Exercise description:
Your output should be the entries below, exact in every detail.

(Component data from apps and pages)
------------------------

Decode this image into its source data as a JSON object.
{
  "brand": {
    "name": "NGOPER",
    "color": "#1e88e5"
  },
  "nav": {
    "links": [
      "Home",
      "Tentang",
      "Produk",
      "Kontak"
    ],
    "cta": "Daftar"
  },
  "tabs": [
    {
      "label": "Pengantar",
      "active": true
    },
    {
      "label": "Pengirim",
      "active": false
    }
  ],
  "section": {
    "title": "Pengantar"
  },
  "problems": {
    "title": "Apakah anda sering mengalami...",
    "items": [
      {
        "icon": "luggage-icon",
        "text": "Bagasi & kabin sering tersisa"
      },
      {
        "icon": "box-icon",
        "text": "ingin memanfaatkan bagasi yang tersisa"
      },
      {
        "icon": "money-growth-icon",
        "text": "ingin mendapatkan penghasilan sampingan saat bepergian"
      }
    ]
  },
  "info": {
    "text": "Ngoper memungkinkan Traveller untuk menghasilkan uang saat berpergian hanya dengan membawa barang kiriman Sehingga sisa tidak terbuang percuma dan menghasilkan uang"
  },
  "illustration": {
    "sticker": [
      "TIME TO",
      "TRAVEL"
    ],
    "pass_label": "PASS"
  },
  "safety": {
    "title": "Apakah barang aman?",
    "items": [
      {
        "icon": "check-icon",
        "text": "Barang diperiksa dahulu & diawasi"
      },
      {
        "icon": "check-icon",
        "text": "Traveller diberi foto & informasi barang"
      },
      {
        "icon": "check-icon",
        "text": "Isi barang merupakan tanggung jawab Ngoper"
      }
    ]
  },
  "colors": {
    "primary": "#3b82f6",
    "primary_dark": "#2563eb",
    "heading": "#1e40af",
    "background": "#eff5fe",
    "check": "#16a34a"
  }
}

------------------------

Response area:
Decode this image into its source data as a JSON object.
{
  "brand": {
    "name": "NGOPER",
    "color": "#1e88e5"
  },
  "nav": {
    "links": [
      "Home",
      "Tentang",
      "Produk",
      "Kontak"
    ],
    "cta": "Daftar"
  },
  "tabs": [
    {
      "label": "Pengantar",
      "active": true
    },
    {
      "label": "Pengirim",
      "active": false
    }
  ],
  "section": {
    "title": "Pengantar"
  },
  "problems": {
    "title": "Apakah anda sering mengalami...",
    "items": [
      {
        "icon": "luggage-icon",
        "text": "Bagasi & kabin sering tersisa"
      },
      {
        "icon": "box-icon",
        "text": "ingin memanfaatkan bagasi yang tersisa"
      },
      {
        "icon": "money-growth-icon",
        "text": "ingin mendapatkan penghasilan sampingan saat bepergian"
      }
    ]
  },
  "info": {
    "text": "Ngoper memungkinkan Traveller untuk menghasilkan uang saat berpergian hanya dengan membawa barang kiriman Sehingga sisa tidak terbuang percuma dan menghasilkan uang"
  },
  "illustration": {
    "sticker": [
      "TIME TO",
      "TRAVEL"
    ],
    "pass_label": "PASS"
  },
  "safety": {
    "title": "Apakah barang aman?",
    "items": [
      {
        "icon": "check-icon",
        "text": "Barang diperiksa dahulu & diawasi"
      },
      {
        "icon": "check-icon",
        "text": "Traveller diberi foto & informasi barang"
      },
      {
        "icon": "check-icon",
        "text": "Isi barang merupakan tanggung jawab Ngoper"
      }
    ]
  },
  "colors": {
    "primary": "#3b82f6",
    "primary_dark": "#2563eb",
    "heading": "#1e40af",
    "background": "#eff5fe",
    "check": "#16a34a"
  }
}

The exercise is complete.